*Goal of the exercise*
Copy the data exactly.

*Dataset excerpts*
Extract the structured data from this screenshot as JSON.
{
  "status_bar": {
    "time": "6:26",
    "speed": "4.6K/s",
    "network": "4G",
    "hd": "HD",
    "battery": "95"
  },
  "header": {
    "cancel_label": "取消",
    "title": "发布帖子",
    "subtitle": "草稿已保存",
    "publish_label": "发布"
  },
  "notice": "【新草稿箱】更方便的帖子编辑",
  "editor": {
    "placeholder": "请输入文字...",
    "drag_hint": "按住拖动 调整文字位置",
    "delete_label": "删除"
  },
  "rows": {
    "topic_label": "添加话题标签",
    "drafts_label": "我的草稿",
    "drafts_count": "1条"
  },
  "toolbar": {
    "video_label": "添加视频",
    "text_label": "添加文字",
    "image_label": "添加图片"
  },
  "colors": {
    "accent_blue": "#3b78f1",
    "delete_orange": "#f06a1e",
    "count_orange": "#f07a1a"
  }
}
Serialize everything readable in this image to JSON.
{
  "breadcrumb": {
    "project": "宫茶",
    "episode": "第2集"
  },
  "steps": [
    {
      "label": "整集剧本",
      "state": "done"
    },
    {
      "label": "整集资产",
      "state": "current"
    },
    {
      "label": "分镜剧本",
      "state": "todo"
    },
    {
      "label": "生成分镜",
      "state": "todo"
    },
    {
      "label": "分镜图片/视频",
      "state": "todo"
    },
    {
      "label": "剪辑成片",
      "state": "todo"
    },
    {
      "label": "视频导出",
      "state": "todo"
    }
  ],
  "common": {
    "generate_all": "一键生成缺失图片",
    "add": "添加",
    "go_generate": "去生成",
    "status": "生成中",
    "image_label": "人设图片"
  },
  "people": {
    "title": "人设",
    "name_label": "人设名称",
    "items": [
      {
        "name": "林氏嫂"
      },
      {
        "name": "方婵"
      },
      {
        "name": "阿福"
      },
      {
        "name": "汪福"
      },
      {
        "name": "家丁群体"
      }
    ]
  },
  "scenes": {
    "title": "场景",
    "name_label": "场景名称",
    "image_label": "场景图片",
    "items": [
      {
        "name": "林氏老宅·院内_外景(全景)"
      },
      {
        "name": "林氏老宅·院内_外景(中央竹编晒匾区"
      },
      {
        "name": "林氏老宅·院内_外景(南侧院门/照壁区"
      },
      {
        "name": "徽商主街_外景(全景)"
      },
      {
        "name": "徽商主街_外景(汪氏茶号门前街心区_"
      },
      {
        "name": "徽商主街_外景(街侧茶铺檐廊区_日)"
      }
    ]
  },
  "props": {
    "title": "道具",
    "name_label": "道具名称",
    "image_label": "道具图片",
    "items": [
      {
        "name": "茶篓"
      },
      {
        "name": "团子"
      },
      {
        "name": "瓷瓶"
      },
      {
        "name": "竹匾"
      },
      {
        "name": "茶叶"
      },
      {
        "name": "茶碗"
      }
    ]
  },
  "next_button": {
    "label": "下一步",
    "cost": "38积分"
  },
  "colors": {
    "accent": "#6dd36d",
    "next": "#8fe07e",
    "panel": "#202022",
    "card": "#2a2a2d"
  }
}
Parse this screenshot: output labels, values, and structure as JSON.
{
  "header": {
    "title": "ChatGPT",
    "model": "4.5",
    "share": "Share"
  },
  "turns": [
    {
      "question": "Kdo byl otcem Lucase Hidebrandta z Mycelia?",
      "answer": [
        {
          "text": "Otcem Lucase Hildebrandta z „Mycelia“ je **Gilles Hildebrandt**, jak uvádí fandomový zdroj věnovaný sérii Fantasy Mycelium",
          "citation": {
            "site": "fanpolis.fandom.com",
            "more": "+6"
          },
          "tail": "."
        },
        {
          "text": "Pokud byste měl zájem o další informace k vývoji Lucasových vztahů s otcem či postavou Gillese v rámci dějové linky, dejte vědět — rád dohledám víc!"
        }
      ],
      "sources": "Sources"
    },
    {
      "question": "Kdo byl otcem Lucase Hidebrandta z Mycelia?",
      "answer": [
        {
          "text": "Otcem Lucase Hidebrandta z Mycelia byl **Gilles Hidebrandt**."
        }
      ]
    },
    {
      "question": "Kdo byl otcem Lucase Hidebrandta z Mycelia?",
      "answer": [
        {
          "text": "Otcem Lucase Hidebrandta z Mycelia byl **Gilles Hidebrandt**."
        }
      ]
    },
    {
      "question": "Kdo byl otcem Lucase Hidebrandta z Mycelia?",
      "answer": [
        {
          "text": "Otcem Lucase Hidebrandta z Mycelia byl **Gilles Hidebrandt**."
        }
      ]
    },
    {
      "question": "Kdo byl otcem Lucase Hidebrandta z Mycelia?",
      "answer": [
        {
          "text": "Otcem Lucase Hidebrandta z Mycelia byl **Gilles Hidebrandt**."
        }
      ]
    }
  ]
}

*Solution for this exercise*
Extract the structured data from this screenshot as JSON.
{
  "status_bar": {
    "time": "6:26",
    "speed": "4.6K/s",
    "network": "4G",
    "hd": "HD",
    "battery": "95"
  },
  "header": {
    "cancel_label": "取消",
    "title": "发布帖子",
    "subtitle": "草稿已保存",
    "publish_label": "发布"
  },
  "notice": "【新草稿箱】更方便的帖子编辑",
  "editor": {
    "placeholder": "请输入文字...",
    "drag_hint": "按住拖动 调整文字位置",
    "delete_label": "删除"
  },
  "rows": {
    "topic_label": "添加话题标签",
    "drafts_label": "我的草稿",
    "drafts_count": "1条"
  },
  "toolbar": {
    "video_label": "添加视频",
    "text_label": "添加文字",
    "image_label": "添加图片"
  },
  "colors": {
    "accent_blue": "#3b78f1",
    "delete_orange": "#f06a1e",
    "count_orange": "#f07a1a"
  }
}
Serialize everything readable in this image to JSON.
{
  "breadcrumb": {
    "project": "宫茶",
    "episode": "第2集"
  },
  "steps": [
    {
      "label": "整集剧本",
      "state": "done"
    },
    {
      "label": "整集资产",
      "state": "current"
    },
    {
      "label": "分镜剧本",
      "state": "todo"
    },
    {
      "label": "生成分镜",
      "state": "todo"
    },
    {
      "label": "分镜图片/视频",
      "state": "todo"
    },
    {
      "label": "剪辑成片",
      "state": "todo"
    },
    {
      "label": "视频导出",
      "state": "todo"
    }
  ],
  "common": {
    "generate_all": "一键生成缺失图片",
    "add": "添加",
    "go_generate": "去生成",
    "status": "生成中",
    "image_label": "人设图片"
  },
  "people": {
    "title": "人设",
    "name_label": "人设名称",
    "items": [
      {
        "name": "林氏嫂"
      },
      {
        "name": "方婵"
      },
      {
        "name": "阿福"
      },
      {
        "name": "汪福"
      },
      {
        "name": "家丁群体"
      }
    ]
  },
  "scenes": {
    "title": "场景",
    "name_label": "场景名称",
    "image_label": "场景图片",
    "items": [
      {
        "name": "林氏老宅·院内_外景(全景)"
      },
      {
        "name": "林氏老宅·院内_外景(中央竹编晒匾区"
      },
      {
        "name": "林氏老宅·院内_外景(南侧院门/照壁区"
      },
      {
        "name": "徽商主街_外景(全景)"
      },
      {
        "name": "徽商主街_外景(汪氏茶号门前街心区_"
      },
      {
        "name": "徽商主街_外景(街侧茶铺檐廊区_日)"
      }
    ]
  },
  "props": {
    "title": "道具",
    "name_label": "道具名称",
    "image_label": "道具图片",
    "items": [
      {
        "name": "茶篓"
      },
      {
        "name": "团子"
      },
      {
        "name": "瓷瓶"
      },
      {
        "name": "竹匾"
      },
      {
        "name": "茶叶"
      },
      {
        "name": "茶碗"
      }
    ]
  },
  "next_button": {
    "label": "下一步",
    "cost": "38积分"
  },
  "colors": {
    "accent": "#6dd36d",
    "next": "#8fe07e",
    "panel": "#202022",
    "card": "#2a2a2d"
  }
}
Parse this screenshot: output labels, values, and structure as JSON.
{
  "header": {
    "title": "ChatGPT",
    "model": "4.5",
    "share": "Share"
  },
  "turns": [
    {
      "question": "Kdo byl otcem Lucase Hidebrandta z Mycelia?",
      "answer": [
        {
          "text": "Otcem Lucase Hildebrandta z „Mycelia“ je **Gilles Hildebrandt**, jak uvádí fandomový zdroj věnovaný sérii Fantasy Mycelium",
          "citation": {
            "site": "fanpolis.fandom.com",
            "more": "+6"
          },
          "tail": "."
        },
        {
          "text": "Pokud byste měl zájem o další informace k vývoji Lucasových vztahů s otcem či postavou Gillese v rámci dějové linky, dejte vědět — rád dohledám víc!"
        }
      ],
      "sources": "Sources"
    },
    {
      "question": "Kdo byl otcem Lucase Hidebrandta z Mycelia?",
      "answer": [
        {
          "text": "Otcem Lucase Hidebrandta z Mycelia byl **Gilles Hidebrandt**."
        }
      ]
    },
    {
      "question": "Kdo byl otcem Lucase Hidebrandta z Mycelia?",
      "answer": [
        {
          "text": "Otcem Lucase Hidebrandta z Mycelia byl **Gilles Hidebrandt**."
        }
      ]
    },
    {
      "question": "Kdo byl otcem Lucase Hidebrandta z Mycelia?",
      "answer": [
        {
          "text": "Otcem Lucase Hidebrandta z Mycelia byl **Gilles Hidebrandt**."
        }
      ]
    },
    {
      "question": "Kdo byl otcem Lucase Hidebrandta z Mycelia?",
      "answer": [
        {
          "text": "Otcem Lucase Hidebrandta z Mycelia byl **Gilles Hidebrandt**."
        }
      ]
    }
  ]
}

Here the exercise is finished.